RIRIE, Idaho (KXPI) - A local nonprofit gets into our area schools to help young girls with mother nature, as they become young women. Eyewitness News 3 anchor Todd Kunz talked with the founder of the Idaho Period Project to see how she started it and how they keep the efforts going.
The Idaho Period Project aims to put feminine hygiene products and dispensers in our local schools. High schools, junior highs and middle schools, and yes, even elementary schools.
It was started in January 2022, and quickly became a nonprofit five months later. Avrey Hendrix saw a similar organization operating in Utah.
"And I'm like, is anyone doing this in Idaho? There's a Boise Period Project, but they focus mainly on adults and the homeless," said Hendrix to Kunz. She sent a text to 20 friends and it took off, and with the help of the Upper Valley Child Advocacy Center, they received some donated grant money and the Idaho Period Project was on its way.
"We have a board now. We're an official nonprofit since May. So we have a board and so there are six, seven of us I think, yeah, seven of us. There is, like, random helpers, community helpers, but we have a solid seven of us," said Hendrix.
Once they buy and install the free product dispensers, the schools commit to continue supplying the products once the initial refills are gone. Hendrix said many schools have these products included in their budgets, but it can be hard financially for the smaller school districts.
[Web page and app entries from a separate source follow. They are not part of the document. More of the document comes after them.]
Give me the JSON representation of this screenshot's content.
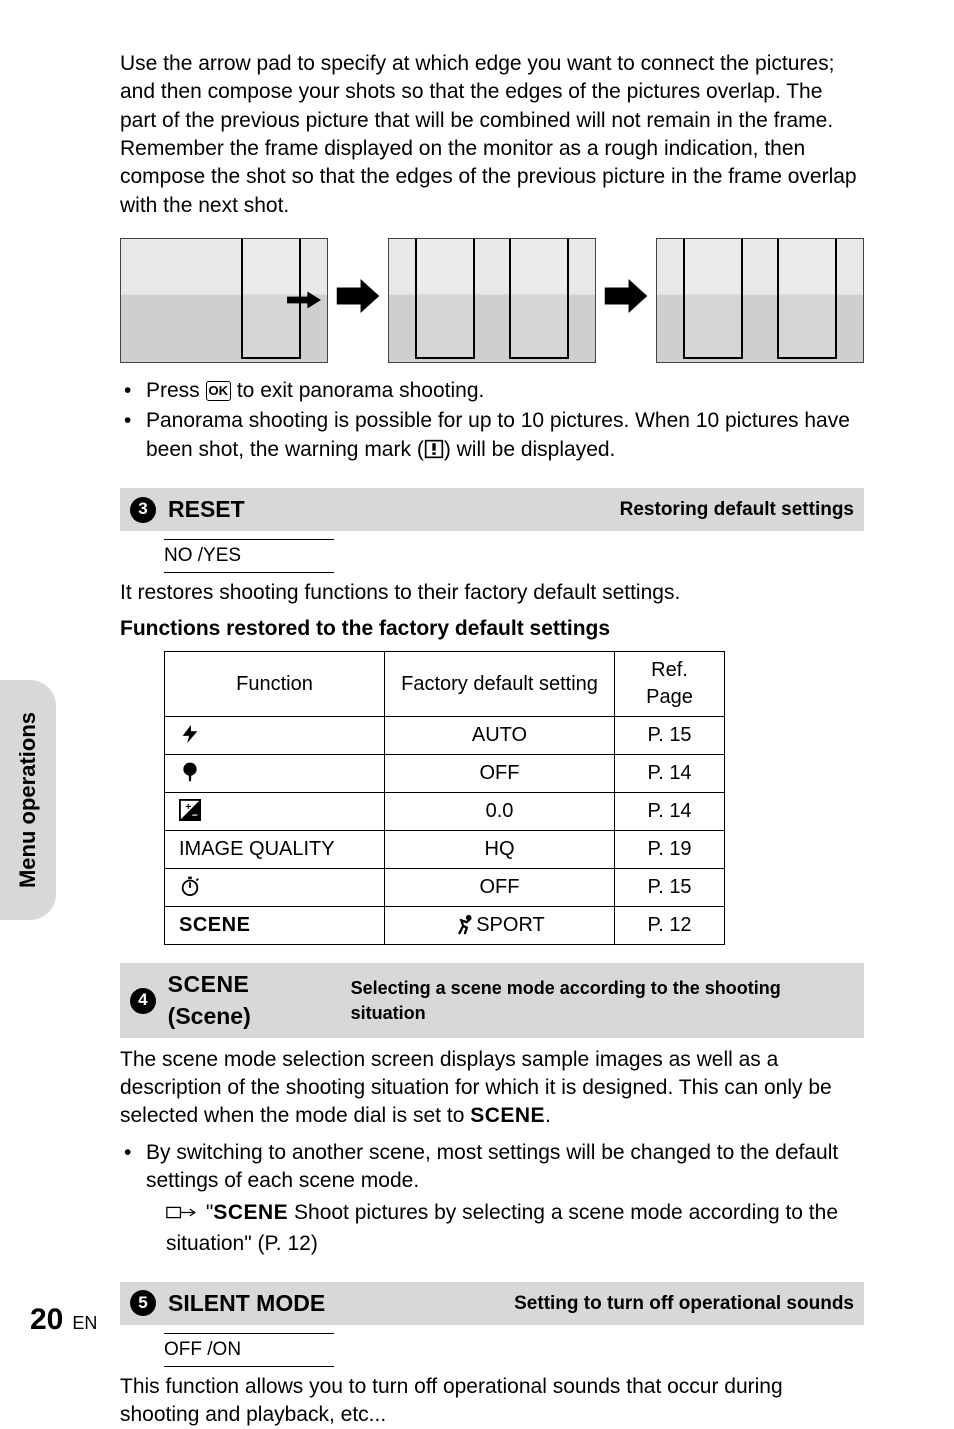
{
  "intro": "Use the arrow pad to specify at which edge you want to connect the pictures; and then compose your shots so that the edges of the pictures overlap. The part of the previous picture that will be combined will not remain in the frame.  Remember the frame displayed on the monitor as a rough indication, then compose the shot so that the edges of the previous picture in the frame overlap with the next shot.",
  "notes": {
    "n1a": "Press ",
    "n1b": " to exit panorama shooting.",
    "n2a": "Panorama shooting is possible for up to 10 pictures. When 10 pictures have been shot, the warning mark (",
    "n2b": ") will be displayed."
  },
  "ok_label": "OK",
  "sections": {
    "s3": {
      "num": "3",
      "title": "RESET",
      "sub": "Restoring default settings"
    },
    "s4": {
      "num": "4",
      "title_scene": "SCENE",
      "title_paren": " (Scene)",
      "sub": "Selecting a scene mode according to the shooting situation"
    },
    "s5": {
      "num": "5",
      "title": "SILENT MODE",
      "sub": "Setting to turn off operational sounds"
    }
  },
  "reset": {
    "opts": "NO   /YES",
    "desc": "It restores shooting functions to their factory default settings.",
    "subhead": "Functions restored to the factory default settings",
    "head": {
      "c1": "Function",
      "c2": "Factory default setting",
      "c3": "Ref. Page"
    },
    "rows": [
      {
        "fn_icon": "flash",
        "fn": "",
        "val": "AUTO",
        "ref": "P. 15"
      },
      {
        "fn_icon": "macro",
        "fn": "",
        "val": "OFF",
        "ref": "P. 14"
      },
      {
        "fn_icon": "exp",
        "fn": "",
        "val": "0.0",
        "ref": "P. 14"
      },
      {
        "fn_icon": "",
        "fn": "IMAGE QUALITY",
        "val": "HQ",
        "ref": "P. 19"
      },
      {
        "fn_icon": "timer",
        "fn": "",
        "val": "OFF",
        "ref": "P. 15"
      },
      {
        "fn_icon": "scene",
        "fn": "",
        "val_icon": "sport",
        "val": "SPORT",
        "ref": "P. 12"
      }
    ]
  },
  "scene": {
    "p1": "The scene mode selection screen displays sample images as well as a description of the shooting situation for which it is designed. This can only be selected when the mode dial is set to ",
    "scene_word": "SCENE",
    "p1b": ".",
    "b1": "By switching to another scene, most settings will be changed to the default settings of each scene mode.",
    "ref_pre": "\"",
    "ref_scene": "SCENE",
    "ref_txt": " Shoot pictures by selecting a scene mode according to the situation\" (P. 12)"
  },
  "silent": {
    "opts": "OFF  /ON",
    "desc": "This function allows you to turn off operational sounds that occur during shooting and playback, etc..."
  },
  "sidetab": "Menu operations",
  "page": {
    "num": "20",
    "lang": "EN"
  }
}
"(We are) Working with representatives to get a bill passed in the state. We're working with Representative Rod Furniss right now," said Hendrix.
Beyond that, they assemble and give out what they call monthly period packs to girls who don't have access at home. And their efforts are having an impact according to Ririe School District nurse Danielle Olson.
"Our elementary school serves kindergarten through sixth graders, and so there is younger girls. It's growing, not a trend, but it's just what's happening with girls and their development. They are starting their cycles earlier and so to have that, give them piece of mind, a little confidence and they can feel safe that they are going to be able to be at school. I keep supplies in my office, but that's not always convenient for them," said Olson.
Time to Pay It Forward.
"For me, I didn't even realize period poverty was a thing. So I think knowing that it is a thing and knowing that..." said Hendrix.
"Hi, Avrey?" said a woman, walking into the gymnasium and interrupting the interview.
"Hi. Yes?" replied Hendrix.
"Avrey, my name is Cassey (Leatham)," said the woman.
"Oh, Hi," said Hendrix.
"I'm with Mountain America Credit Union," said Leatham.
"Oh, OK," said Hendrix.
"And I'm here to Pay It Forward. We're here to present you with $500," said Leatham.
"Oh my gosh," said Hendrix.
"To help your efforts with the Idaho Period Project. We greatly appreciate what you do for the young woman in the community, so we want to help you out a little bit. Yeah," said Leatham.
"Oh, thank you so much," said Hendrix.
"You're welcome," said Leatham.
"Oh my word. Thank you. Wow! We're so grateful," said Hendrix.
"Of course. We're grateful for people like you," said Leatham.
"Thanks. Thanks so much. Wow!" said Hendrix.
The Idaho Period Project helps our schools from Salmon, Clark County, and Ashton to the north, and to Aberdeen in the south. From east to west, they donate from Swan Valley to Arco.
The Idaho Period Project is holding a product donation drive right now at all Alberstons and Broulim's location from Ammon and Idaho Falls to Rexburg and St. Anthony.
You can reach the organizers through the Facebook page here or on Instagram.
"Pay It Forward" airs the second Wednesday of every month. If you know of a nonprofit organization or someone who deserves to be recognized for their contributions to the area, click on "News" then "Pay It Forward" under the menu stack at the top left of our homepage. Fill out the submission form, or send an email to Eyewitness News 3 anchor Todd Kunz at email@example.com.